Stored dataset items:
----

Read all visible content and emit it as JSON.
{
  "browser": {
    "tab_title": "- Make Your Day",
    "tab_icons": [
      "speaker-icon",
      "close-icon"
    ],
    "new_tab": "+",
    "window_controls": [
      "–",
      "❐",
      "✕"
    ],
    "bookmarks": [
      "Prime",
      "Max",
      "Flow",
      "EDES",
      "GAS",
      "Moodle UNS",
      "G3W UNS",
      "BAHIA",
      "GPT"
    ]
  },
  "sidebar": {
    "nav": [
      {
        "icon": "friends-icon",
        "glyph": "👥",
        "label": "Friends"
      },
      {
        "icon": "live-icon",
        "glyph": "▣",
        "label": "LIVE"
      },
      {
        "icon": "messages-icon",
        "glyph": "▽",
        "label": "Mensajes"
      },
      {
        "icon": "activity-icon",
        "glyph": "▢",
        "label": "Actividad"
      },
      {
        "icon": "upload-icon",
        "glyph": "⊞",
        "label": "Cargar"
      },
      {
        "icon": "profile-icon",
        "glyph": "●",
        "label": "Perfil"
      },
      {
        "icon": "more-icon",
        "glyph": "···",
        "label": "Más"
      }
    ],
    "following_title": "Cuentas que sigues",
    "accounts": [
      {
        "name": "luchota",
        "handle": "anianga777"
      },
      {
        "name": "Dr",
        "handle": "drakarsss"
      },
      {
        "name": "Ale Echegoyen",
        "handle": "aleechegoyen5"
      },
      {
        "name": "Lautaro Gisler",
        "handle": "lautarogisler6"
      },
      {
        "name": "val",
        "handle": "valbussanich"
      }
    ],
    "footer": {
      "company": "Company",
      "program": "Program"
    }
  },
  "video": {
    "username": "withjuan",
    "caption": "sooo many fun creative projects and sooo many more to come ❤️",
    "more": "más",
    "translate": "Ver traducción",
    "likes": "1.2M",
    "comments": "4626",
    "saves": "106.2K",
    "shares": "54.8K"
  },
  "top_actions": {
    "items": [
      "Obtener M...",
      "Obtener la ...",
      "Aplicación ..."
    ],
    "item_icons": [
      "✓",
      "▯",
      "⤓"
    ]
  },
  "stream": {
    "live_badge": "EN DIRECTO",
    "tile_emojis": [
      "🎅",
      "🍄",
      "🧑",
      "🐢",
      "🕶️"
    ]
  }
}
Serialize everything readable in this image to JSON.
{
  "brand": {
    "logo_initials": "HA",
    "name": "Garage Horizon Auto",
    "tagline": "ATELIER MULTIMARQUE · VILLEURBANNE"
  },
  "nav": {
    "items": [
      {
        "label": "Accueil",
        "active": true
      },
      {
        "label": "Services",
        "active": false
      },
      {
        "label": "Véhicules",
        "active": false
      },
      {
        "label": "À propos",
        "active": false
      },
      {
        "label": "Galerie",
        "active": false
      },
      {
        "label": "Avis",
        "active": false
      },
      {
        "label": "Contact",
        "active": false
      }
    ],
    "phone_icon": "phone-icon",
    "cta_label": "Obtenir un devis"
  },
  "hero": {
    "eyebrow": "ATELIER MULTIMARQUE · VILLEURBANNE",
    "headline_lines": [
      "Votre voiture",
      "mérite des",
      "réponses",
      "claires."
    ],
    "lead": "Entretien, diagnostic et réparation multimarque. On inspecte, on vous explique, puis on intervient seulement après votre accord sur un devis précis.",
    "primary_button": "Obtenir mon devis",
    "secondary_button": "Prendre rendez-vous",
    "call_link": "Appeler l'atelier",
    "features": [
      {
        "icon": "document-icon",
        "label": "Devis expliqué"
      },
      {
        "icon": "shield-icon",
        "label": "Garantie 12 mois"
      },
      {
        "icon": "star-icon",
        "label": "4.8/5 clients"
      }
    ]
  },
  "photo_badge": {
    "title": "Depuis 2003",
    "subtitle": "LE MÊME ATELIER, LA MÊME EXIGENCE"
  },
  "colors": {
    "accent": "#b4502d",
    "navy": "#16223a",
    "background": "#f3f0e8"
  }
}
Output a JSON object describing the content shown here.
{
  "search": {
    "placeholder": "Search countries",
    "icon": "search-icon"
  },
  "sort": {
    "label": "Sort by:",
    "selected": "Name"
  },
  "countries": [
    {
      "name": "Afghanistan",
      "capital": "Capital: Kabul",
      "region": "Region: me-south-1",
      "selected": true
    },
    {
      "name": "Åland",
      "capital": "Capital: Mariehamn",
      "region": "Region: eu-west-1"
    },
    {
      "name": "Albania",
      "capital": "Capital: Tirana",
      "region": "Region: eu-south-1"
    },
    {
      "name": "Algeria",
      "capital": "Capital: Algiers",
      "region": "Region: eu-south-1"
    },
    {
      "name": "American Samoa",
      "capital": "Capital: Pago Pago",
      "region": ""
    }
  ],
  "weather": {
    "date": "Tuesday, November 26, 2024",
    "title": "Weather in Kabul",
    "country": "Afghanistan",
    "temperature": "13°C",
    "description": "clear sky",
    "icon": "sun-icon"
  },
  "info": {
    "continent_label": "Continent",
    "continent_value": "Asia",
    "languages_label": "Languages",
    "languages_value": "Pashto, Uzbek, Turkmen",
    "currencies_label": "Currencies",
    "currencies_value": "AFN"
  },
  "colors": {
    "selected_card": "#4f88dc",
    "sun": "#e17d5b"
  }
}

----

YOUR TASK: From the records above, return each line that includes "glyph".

THE ANSWER:
        "glyph": "👥",
        "glyph": "▣",
        "glyph": "▽",
        "glyph": "▢",
        "glyph": "⊞",
        "glyph": "●",
        "glyph": "···",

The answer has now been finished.